Where have all the trowelers gone?
In 2010, I was writing articles lamenting the lack of any good news in the design and construction industries. Construction and design firms were slow or failing, construction unemployment was in the double digits and there were no tower cranes in the sky anywhere. Like Pete Seeger songs and 8-Tracks, those days seem like a distant memory (can you tell how old I am?)
Design and construction firms are so busy that they now face a serious talent shortage. Industry surveys predict that demand for design and construction will continue to increase in the coming years in the face of a limited pool of licensed design professionals and skilled laborers.
Good, right? Yes, for the economy and for the industry. But this is a good news/bad news story depending on where your location on the construction food chain.
For architects, engineers and those in the construction trades, the shortage means higher demand and lower supply – higher pay, at least for the near term. This is true in many sectors of the economy, where employers compete for the same pool of workers. You may have read about an on-line retailer building enormous fulfillment warehouses in the Chicago suburbs and intending to hire thousands of workers. “From where?” asked one of the articles, citing unemployment rates in Will County under 5% (at or near “full employment” if I remember my college macroeconomics correctly).
Higher pay and labor shortages also mean lean staffing and greater demand for employee efficiency and performance. Construction and design employees will be pressed to work harder with less support. Employers should expect and plan for a rise in regulatory, union and other complaints and a decline in employee loyalty as competitors lure talent away. Employers should also watch for enforcement of the new overtime rules under the Fair Labor Standards Act.
Owners and developers will fondly reminisce about the days of five years ago, when they had a pile of bids to choose from, aggressive pricing and ample capacity from design and contractor teams. We now expect fewer bidders, particularly on smaller projects, as well as increased costs to pass along the higher pay discussed above. There may also be a complete lack of industry capacity to tackle some jobs, particularly large infrastructure projects with insufficient industry capacity to meet the demand for steel, for example. We have represented developers offering to pay premium rates and bonuses to accelerate the work and trade contractors having to decline because they don’t have the people needed to do so (One was a school project in a rural area, where the acceleration conflicted with hunting season – guess which won out).
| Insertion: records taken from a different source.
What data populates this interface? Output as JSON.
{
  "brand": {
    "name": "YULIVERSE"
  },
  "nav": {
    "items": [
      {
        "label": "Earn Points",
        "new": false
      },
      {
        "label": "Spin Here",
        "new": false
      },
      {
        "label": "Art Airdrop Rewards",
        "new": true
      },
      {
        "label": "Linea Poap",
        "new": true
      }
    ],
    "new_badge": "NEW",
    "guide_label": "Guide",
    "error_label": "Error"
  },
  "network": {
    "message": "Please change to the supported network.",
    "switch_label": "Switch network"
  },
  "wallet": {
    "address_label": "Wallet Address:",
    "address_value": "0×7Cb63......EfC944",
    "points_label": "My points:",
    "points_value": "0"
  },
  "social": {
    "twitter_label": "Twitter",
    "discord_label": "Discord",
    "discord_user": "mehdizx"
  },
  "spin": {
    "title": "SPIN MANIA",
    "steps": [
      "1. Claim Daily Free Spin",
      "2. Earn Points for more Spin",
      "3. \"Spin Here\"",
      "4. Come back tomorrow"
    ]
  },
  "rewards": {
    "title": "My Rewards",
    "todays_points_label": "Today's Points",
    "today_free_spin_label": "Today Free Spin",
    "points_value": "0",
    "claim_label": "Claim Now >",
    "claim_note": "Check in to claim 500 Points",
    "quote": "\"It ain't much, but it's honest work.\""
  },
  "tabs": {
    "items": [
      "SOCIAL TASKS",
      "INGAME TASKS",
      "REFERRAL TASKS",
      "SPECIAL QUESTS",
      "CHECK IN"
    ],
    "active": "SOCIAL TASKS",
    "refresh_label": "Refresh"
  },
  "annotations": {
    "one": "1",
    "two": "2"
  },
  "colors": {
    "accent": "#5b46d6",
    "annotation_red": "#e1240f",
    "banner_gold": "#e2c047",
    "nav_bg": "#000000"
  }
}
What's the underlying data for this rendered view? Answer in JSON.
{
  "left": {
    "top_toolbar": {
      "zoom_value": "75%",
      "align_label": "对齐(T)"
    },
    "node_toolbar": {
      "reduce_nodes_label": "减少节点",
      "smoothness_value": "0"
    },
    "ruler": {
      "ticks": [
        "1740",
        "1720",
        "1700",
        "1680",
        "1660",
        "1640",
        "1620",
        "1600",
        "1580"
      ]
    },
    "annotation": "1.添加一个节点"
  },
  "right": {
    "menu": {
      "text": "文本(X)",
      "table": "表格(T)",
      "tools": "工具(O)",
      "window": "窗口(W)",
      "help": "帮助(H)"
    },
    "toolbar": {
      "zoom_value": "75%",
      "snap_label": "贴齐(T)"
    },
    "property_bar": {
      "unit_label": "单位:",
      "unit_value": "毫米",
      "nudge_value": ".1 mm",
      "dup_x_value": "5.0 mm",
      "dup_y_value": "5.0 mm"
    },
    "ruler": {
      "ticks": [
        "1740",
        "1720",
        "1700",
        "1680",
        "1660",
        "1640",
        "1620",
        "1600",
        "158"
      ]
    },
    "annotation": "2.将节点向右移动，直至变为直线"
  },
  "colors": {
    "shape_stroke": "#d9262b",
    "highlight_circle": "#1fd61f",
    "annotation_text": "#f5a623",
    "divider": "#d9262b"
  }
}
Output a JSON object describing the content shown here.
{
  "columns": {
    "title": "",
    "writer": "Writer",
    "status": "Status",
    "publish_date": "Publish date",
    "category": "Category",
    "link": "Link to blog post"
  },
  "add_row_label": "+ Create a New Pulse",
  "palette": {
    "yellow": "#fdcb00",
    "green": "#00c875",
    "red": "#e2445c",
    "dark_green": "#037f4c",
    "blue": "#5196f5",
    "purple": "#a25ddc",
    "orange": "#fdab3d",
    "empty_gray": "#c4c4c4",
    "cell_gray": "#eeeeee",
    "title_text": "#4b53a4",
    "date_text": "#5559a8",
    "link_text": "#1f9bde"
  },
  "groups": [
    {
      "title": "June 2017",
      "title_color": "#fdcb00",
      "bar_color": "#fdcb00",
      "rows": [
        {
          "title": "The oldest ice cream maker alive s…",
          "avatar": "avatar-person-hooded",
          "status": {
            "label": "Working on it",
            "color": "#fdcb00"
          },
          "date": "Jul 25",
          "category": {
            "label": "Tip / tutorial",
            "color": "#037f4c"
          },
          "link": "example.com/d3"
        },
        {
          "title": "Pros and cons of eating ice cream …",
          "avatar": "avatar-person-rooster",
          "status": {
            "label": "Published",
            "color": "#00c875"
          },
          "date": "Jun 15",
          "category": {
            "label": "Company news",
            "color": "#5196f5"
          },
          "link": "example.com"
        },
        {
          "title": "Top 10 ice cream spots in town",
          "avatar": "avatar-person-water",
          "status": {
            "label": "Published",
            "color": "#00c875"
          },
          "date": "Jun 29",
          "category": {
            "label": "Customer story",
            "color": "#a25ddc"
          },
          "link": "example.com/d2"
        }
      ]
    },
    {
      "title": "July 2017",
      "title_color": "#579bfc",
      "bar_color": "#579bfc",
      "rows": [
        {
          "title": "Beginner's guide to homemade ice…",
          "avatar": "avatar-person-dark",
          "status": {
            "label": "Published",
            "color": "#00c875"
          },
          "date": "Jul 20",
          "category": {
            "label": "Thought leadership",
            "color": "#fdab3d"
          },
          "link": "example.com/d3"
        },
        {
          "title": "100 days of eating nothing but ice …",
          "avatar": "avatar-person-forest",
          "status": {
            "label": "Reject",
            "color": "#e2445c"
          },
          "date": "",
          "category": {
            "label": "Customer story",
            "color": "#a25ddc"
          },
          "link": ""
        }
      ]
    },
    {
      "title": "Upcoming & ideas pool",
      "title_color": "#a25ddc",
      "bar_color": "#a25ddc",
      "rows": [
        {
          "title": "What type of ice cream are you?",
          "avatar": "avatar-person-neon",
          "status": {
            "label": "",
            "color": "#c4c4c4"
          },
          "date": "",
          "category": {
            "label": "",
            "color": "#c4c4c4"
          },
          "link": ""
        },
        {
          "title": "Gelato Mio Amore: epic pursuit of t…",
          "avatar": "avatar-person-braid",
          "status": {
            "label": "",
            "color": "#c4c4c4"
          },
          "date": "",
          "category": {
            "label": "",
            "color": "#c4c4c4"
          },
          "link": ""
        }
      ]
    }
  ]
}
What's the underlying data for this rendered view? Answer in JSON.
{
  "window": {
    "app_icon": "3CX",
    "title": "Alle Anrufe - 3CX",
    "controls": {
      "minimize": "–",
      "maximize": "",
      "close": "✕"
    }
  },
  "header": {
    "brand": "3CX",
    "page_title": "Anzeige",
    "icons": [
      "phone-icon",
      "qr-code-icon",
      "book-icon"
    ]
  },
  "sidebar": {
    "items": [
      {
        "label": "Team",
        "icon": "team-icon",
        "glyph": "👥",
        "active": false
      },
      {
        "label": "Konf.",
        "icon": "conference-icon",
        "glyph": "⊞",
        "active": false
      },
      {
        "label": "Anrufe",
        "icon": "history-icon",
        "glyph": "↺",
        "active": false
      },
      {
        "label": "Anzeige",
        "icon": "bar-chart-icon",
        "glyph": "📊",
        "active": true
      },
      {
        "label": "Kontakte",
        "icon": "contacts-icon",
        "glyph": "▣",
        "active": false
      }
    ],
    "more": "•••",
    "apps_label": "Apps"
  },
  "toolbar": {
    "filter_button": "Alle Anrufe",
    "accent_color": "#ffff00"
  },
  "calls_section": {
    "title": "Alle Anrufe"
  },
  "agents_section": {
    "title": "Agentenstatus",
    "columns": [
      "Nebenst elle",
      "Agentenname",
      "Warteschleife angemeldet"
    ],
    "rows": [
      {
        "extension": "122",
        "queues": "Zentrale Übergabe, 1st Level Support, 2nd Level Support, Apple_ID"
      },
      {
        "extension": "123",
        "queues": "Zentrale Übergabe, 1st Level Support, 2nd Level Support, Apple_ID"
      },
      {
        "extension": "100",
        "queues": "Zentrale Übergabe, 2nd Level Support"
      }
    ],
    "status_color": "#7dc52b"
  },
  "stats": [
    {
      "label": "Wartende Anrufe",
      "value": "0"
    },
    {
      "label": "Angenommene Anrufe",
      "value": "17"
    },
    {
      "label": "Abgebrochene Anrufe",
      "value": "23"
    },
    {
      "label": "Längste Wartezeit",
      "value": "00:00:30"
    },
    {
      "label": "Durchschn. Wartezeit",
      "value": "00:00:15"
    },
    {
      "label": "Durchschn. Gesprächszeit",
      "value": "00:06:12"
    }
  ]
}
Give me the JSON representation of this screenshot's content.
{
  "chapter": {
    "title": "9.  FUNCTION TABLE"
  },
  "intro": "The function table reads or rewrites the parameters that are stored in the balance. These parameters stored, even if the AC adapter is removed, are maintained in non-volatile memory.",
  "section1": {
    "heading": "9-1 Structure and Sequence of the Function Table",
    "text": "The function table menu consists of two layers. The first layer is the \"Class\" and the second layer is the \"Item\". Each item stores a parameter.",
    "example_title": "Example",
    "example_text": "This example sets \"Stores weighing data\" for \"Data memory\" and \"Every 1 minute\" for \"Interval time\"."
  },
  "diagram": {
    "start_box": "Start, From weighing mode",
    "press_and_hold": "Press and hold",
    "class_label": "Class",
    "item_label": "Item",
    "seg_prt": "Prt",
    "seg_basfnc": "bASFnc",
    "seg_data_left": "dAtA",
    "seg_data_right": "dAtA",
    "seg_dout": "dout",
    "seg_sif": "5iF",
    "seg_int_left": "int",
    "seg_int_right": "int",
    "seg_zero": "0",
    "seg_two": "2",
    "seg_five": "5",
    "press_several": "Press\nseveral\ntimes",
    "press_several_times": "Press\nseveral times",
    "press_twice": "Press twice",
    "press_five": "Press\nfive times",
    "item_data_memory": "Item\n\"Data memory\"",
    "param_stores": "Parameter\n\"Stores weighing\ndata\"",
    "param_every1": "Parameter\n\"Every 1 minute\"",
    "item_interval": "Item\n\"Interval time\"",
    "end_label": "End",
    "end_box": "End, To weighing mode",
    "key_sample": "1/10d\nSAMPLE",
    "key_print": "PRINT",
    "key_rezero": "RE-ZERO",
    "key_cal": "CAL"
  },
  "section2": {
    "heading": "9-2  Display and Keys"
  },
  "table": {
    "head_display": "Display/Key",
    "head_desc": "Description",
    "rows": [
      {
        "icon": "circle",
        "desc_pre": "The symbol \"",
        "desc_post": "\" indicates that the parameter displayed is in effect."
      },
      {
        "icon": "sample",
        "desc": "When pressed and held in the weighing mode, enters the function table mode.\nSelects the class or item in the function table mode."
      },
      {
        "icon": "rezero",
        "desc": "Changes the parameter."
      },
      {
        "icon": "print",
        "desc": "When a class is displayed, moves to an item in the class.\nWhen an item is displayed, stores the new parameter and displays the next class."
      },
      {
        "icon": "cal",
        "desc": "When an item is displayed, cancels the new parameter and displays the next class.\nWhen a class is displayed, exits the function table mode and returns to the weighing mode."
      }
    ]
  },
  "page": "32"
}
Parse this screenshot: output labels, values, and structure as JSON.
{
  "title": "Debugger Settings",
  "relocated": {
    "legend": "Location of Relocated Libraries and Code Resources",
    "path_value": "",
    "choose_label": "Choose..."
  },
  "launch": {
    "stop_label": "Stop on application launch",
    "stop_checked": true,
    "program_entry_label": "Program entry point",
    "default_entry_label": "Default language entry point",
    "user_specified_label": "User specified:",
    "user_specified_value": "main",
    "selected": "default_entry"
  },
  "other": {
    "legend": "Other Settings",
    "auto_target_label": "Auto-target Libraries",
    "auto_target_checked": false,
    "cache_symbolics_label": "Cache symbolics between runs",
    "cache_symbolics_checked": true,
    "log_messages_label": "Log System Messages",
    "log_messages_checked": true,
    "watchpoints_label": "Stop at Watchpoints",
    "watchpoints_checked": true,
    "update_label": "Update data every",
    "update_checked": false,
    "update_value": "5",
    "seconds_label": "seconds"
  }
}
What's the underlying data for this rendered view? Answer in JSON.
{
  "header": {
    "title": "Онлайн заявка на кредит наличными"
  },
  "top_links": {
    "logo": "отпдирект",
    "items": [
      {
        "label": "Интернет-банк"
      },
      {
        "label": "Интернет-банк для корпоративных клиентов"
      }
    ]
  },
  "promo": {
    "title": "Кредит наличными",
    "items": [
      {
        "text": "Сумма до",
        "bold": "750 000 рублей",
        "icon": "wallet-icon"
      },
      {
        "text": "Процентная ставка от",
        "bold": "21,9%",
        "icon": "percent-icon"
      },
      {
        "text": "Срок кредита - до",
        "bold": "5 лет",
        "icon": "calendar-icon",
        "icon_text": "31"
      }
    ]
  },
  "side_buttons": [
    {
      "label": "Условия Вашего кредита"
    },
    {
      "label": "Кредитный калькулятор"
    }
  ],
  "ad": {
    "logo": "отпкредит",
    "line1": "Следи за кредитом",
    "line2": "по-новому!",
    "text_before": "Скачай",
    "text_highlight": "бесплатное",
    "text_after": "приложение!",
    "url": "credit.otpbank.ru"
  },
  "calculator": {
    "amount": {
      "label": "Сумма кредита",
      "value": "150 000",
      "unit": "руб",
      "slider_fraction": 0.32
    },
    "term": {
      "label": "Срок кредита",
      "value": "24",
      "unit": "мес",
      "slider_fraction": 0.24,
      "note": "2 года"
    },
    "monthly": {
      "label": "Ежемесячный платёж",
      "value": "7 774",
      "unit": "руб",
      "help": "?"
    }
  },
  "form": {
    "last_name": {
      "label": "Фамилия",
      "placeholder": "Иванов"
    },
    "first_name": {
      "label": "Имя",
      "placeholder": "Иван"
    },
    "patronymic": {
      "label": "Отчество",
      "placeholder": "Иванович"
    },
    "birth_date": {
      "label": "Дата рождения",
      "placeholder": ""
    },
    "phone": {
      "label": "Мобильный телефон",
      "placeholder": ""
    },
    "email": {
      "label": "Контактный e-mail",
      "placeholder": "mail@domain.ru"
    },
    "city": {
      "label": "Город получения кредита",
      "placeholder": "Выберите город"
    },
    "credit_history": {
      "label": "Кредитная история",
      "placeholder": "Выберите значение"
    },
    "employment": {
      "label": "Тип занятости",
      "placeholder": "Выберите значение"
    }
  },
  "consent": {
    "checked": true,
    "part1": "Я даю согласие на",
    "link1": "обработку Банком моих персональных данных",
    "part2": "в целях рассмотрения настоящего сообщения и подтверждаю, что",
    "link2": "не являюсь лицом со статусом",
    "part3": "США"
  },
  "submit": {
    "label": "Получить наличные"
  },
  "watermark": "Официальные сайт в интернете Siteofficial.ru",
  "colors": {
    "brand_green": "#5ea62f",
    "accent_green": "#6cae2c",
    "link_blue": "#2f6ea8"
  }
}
These next thirty six months will be exciting and challenging for all involved in design and construction. And if I had a hammer . . .
This publication is intended for general information purposes only and does not and is not intended to constitute legal advice. The reader should consult with legal counsel concerning the reader's specific circumstances.